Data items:
————
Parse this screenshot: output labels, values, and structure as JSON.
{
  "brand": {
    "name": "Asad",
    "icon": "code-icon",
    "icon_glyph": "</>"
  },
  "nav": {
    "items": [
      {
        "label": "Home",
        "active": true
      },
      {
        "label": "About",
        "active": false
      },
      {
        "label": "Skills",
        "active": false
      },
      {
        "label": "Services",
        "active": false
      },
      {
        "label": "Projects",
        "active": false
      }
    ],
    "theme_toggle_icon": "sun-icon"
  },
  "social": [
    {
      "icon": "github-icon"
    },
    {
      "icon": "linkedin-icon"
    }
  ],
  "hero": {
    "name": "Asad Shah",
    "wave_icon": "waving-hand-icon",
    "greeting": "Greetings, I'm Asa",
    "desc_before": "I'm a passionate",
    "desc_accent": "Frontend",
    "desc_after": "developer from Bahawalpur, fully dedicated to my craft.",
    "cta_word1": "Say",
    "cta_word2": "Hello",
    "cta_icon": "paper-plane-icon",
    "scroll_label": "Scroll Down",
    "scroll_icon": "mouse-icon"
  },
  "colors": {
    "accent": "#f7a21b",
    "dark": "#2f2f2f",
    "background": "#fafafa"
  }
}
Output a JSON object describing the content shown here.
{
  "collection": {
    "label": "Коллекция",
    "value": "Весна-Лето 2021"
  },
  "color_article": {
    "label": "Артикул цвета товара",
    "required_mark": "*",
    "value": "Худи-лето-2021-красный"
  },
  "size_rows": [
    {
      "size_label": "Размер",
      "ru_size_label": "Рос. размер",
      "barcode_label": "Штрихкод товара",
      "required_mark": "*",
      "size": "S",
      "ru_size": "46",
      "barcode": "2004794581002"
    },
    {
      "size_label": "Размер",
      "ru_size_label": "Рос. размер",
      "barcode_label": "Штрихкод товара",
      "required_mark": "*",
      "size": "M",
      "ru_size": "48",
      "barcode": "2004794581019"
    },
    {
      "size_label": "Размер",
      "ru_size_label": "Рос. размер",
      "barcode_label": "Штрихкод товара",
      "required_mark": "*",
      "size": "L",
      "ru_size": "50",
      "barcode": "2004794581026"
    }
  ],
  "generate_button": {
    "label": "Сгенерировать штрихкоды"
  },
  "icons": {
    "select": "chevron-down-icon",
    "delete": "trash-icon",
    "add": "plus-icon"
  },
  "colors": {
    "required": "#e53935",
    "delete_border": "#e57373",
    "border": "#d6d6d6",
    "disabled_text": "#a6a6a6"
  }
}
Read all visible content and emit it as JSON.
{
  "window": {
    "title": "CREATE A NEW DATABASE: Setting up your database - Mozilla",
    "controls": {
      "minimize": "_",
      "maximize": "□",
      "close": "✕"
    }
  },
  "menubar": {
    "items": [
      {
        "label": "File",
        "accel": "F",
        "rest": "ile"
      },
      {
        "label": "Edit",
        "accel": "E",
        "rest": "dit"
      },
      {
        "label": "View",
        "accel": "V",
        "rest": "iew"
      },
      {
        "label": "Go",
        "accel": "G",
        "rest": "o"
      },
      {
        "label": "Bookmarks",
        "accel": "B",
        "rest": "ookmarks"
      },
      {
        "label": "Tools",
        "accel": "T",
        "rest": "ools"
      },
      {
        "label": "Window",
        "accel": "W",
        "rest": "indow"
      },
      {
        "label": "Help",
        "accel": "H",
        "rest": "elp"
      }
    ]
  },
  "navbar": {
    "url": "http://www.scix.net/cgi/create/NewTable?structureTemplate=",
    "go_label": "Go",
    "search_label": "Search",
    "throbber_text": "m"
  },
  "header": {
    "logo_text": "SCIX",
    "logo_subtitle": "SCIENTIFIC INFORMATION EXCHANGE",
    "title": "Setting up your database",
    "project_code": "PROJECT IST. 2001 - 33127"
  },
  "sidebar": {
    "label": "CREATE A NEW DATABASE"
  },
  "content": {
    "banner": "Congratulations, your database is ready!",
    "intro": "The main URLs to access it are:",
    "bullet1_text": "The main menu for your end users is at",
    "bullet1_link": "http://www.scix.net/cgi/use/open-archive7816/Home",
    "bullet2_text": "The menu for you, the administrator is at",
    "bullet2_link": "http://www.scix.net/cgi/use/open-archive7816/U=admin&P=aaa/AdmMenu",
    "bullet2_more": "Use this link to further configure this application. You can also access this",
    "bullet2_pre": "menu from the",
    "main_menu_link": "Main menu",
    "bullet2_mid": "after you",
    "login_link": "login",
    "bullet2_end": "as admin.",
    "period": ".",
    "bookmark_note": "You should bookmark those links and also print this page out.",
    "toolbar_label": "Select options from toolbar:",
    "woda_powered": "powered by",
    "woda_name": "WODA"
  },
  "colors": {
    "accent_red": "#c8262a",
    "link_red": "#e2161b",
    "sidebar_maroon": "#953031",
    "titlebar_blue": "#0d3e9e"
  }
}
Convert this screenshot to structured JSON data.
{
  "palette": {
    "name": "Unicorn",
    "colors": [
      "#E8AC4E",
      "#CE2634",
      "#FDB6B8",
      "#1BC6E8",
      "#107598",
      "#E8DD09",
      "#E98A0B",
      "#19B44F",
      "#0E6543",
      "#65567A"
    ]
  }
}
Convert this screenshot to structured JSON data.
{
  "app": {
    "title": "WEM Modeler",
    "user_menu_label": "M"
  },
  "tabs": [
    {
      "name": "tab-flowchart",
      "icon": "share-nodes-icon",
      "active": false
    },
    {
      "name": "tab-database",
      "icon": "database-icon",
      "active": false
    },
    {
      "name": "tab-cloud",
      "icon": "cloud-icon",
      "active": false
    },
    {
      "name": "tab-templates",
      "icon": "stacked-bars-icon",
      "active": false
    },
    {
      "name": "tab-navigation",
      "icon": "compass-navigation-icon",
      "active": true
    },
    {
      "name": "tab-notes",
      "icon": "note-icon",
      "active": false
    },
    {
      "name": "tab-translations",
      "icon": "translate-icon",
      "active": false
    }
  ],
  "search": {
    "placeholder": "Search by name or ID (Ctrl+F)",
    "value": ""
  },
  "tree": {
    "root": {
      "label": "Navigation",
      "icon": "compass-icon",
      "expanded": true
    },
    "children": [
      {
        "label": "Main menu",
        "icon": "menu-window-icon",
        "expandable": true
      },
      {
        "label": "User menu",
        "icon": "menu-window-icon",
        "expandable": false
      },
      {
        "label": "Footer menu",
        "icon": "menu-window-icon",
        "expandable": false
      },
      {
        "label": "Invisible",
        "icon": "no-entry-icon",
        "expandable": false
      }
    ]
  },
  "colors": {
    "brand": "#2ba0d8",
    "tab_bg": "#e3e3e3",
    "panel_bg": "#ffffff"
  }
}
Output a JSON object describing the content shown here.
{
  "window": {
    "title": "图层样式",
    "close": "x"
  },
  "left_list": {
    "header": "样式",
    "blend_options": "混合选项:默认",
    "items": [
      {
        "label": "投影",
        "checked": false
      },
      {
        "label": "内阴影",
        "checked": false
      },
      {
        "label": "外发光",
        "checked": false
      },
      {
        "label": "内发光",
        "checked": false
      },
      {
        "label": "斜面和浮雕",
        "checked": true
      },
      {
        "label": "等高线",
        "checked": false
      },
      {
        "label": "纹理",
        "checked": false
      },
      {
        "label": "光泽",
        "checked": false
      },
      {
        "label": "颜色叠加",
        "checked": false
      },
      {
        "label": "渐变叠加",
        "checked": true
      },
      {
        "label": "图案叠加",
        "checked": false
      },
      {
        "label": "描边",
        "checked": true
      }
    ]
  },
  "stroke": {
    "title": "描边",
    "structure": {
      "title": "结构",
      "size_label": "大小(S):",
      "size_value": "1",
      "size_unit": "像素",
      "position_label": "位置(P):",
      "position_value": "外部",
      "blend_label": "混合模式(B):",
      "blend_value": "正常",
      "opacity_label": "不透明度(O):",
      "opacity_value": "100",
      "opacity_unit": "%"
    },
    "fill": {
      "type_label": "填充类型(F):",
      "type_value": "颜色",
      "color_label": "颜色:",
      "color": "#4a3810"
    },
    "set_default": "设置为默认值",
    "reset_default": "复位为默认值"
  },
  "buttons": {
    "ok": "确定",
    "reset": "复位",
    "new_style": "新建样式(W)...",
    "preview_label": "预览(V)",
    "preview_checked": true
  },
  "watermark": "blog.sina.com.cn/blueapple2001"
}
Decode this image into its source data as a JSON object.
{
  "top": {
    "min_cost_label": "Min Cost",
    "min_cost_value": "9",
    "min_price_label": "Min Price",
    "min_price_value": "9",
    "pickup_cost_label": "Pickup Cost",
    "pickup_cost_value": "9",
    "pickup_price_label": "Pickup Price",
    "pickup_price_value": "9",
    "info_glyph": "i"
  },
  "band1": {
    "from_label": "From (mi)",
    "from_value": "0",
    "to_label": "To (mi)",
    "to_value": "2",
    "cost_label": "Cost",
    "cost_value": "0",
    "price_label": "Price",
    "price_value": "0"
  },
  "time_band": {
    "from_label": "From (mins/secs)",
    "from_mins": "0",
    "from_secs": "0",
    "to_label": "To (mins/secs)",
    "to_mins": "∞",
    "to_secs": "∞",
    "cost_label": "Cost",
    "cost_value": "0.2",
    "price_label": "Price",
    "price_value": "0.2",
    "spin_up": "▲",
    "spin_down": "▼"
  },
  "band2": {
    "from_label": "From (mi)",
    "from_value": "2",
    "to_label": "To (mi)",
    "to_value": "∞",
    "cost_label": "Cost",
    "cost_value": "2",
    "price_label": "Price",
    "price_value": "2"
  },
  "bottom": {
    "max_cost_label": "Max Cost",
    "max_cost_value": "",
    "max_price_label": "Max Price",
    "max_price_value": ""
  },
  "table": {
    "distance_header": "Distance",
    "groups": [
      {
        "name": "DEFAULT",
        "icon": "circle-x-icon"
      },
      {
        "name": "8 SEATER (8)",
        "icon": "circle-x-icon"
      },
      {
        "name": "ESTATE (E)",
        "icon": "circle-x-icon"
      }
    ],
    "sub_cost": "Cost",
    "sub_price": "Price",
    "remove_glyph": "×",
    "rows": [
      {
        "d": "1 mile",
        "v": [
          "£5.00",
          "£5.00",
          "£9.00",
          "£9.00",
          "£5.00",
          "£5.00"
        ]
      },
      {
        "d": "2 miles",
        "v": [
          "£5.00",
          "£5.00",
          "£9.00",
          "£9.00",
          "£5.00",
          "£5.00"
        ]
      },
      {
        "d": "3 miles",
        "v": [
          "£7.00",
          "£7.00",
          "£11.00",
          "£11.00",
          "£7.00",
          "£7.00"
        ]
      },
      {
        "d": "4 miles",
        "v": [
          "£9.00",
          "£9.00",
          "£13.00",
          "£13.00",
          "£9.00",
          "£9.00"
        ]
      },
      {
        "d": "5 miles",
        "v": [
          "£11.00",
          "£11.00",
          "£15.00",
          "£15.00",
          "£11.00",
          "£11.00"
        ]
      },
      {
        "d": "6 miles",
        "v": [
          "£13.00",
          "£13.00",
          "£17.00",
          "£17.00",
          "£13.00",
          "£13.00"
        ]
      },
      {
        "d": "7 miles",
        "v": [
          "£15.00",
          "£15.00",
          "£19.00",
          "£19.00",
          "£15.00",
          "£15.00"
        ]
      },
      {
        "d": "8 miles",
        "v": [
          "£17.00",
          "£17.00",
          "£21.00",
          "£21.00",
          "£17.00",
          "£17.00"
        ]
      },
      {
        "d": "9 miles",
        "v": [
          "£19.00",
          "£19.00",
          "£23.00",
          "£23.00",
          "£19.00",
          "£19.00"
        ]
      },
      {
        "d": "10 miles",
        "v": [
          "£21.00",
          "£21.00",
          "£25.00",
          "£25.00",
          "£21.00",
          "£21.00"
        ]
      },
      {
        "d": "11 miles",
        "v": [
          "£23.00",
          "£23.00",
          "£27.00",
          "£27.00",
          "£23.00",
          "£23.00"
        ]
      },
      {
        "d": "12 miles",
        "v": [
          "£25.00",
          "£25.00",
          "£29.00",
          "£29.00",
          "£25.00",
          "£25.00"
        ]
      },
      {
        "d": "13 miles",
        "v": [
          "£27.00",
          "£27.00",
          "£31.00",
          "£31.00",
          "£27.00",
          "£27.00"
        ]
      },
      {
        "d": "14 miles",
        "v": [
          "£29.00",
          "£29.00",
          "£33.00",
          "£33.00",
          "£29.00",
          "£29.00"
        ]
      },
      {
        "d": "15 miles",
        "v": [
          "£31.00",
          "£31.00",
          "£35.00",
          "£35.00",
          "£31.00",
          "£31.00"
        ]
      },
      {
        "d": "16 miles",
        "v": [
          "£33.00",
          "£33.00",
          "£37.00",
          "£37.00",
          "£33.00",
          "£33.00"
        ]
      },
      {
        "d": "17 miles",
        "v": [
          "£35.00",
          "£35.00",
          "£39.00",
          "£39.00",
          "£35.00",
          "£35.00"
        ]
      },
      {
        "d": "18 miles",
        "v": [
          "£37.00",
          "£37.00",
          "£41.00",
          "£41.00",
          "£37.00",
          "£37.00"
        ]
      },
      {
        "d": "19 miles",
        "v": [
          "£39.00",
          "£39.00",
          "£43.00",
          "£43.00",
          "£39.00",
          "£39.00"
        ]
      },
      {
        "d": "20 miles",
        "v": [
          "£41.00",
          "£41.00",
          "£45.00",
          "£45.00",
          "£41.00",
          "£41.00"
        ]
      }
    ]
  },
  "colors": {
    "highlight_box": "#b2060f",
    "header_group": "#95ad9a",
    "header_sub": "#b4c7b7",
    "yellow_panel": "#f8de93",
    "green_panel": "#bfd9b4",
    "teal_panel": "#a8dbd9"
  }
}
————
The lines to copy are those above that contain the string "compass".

      "icon": "compass-navigation-icon",
      "icon": "compass-icon",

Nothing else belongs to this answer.